ASSIGNMENT.
The records below are to be duplicated character for character.

(Element data from apps and pages)
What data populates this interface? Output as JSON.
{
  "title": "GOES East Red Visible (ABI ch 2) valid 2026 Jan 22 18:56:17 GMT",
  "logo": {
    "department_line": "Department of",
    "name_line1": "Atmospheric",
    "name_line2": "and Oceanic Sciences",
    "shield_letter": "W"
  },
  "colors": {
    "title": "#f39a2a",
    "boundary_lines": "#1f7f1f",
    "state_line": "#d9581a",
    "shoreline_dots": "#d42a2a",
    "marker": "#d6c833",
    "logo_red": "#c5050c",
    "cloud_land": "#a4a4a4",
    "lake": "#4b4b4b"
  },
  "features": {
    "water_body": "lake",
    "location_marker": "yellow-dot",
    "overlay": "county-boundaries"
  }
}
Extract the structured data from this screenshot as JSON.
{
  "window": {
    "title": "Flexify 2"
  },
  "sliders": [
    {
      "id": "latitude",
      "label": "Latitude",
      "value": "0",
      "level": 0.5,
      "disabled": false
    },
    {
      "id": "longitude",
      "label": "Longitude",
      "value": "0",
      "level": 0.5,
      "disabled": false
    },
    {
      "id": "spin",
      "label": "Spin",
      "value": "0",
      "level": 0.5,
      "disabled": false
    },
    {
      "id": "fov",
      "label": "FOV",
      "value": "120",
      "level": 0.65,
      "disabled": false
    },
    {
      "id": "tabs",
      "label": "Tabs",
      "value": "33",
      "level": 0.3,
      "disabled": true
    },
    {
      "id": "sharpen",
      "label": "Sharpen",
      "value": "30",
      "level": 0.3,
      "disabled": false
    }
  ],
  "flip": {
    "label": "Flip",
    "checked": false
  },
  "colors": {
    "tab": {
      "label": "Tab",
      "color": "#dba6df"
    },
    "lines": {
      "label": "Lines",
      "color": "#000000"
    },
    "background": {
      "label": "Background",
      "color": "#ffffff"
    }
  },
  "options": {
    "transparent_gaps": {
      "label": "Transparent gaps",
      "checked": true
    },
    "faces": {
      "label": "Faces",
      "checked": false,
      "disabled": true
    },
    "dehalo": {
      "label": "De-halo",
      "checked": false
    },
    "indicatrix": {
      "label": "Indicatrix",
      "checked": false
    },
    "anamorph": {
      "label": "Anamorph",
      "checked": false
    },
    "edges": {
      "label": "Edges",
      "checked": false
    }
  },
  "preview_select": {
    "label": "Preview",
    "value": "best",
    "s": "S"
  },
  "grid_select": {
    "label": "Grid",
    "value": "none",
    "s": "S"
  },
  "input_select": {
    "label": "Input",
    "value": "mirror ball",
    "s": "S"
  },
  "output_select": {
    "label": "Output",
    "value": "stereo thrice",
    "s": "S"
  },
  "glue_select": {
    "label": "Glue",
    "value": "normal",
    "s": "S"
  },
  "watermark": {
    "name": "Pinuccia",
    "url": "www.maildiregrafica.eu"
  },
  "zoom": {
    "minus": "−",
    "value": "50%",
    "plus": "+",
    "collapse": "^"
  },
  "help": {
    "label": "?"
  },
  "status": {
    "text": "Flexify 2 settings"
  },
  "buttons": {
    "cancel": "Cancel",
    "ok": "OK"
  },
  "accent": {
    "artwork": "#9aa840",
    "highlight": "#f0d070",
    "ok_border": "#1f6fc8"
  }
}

ANSWER BELOW.
What data populates this interface? Output as JSON.
{
  "title": "GOES East Red Visible (ABI ch 2) valid 2026 Jan 22 18:56:17 GMT",
  "logo": {
    "department_line": "Department of",
    "name_line1": "Atmospheric",
    "name_line2": "and Oceanic Sciences",
    "shield_letter": "W"
  },
  "colors": {
    "title": "#f39a2a",
    "boundary_lines": "#1f7f1f",
    "state_line": "#d9581a",
    "shoreline_dots": "#d42a2a",
    "marker": "#d6c833",
    "logo_red": "#c5050c",
    "cloud_land": "#a4a4a4",
    "lake": "#4b4b4b"
  },
  "features": {
    "water_body": "lake",
    "location_marker": "yellow-dot",
    "overlay": "county-boundaries"
  }
}
Extract the structured data from this screenshot as JSON.
{
  "window": {
    "title": "Flexify 2"
  },
  "sliders": [
    {
      "id": "latitude",
      "label": "Latitude",
      "value": "0",
      "level": 0.5,
      "disabled": false
    },
    {
      "id": "longitude",
      "label": "Longitude",
      "value": "0",
      "level": 0.5,
      "disabled": false
    },
    {
      "id": "spin",
      "label": "Spin",
      "value": "0",
      "level": 0.5,
      "disabled": false
    },
    {
      "id": "fov",
      "label": "FOV",
      "value": "120",
      "level": 0.65,
      "disabled": false
    },
    {
      "id": "tabs",
      "label": "Tabs",
      "value": "33",
      "level": 0.3,
      "disabled": true
    },
    {
      "id": "sharpen",
      "label": "Sharpen",
      "value": "30",
      "level": 0.3,
      "disabled": false
    }
  ],
  "flip": {
    "label": "Flip",
    "checked": false
  },
  "colors": {
    "tab": {
      "label": "Tab",
      "color": "#dba6df"
    },
    "lines": {
      "label": "Lines",
      "color": "#000000"
    },
    "background": {
      "label": "Background",
      "color": "#ffffff"
    }
  },
  "options": {
    "transparent_gaps": {
      "label": "Transparent gaps",
      "checked": true
    },
    "faces": {
      "label": "Faces",
      "checked": false,
      "disabled": true
    },
    "dehalo": {
      "label": "De-halo",
      "checked": false
    },
    "indicatrix": {
      "label": "Indicatrix",
      "checked": false
    },
    "anamorph": {
      "label": "Anamorph",
      "checked": false
    },
    "edges": {
      "label": "Edges",
      "checked": false
    }
  },
  "preview_select": {
    "label": "Preview",
    "value": "best",
    "s": "S"
  },
  "grid_select": {
    "label": "Grid",
    "value": "none",
    "s": "S"
  },
  "input_select": {
    "label": "Input",
    "value": "mirror ball",
    "s": "S"
  },
  "output_select": {
    "label": "Output",
    "value": "stereo thrice",
    "s": "S"
  },
  "glue_select": {
    "label": "Glue",
    "value": "normal",
    "s": "S"
  },
  "watermark": {
    "name": "Pinuccia",
    "url": "www.maildiregrafica.eu"
  },
  "zoom": {
    "minus": "−",
    "value": "50%",
    "plus": "+",
    "collapse": "^"
  },
  "help": {
    "label": "?"
  },
  "status": {
    "text": "Flexify 2 settings"
  },
  "buttons": {
    "cancel": "Cancel",
    "ok": "OK"
  },
  "accent": {
    "artwork": "#9aa840",
    "highlight": "#f0d070",
    "ok_border": "#1f6fc8"
  }
}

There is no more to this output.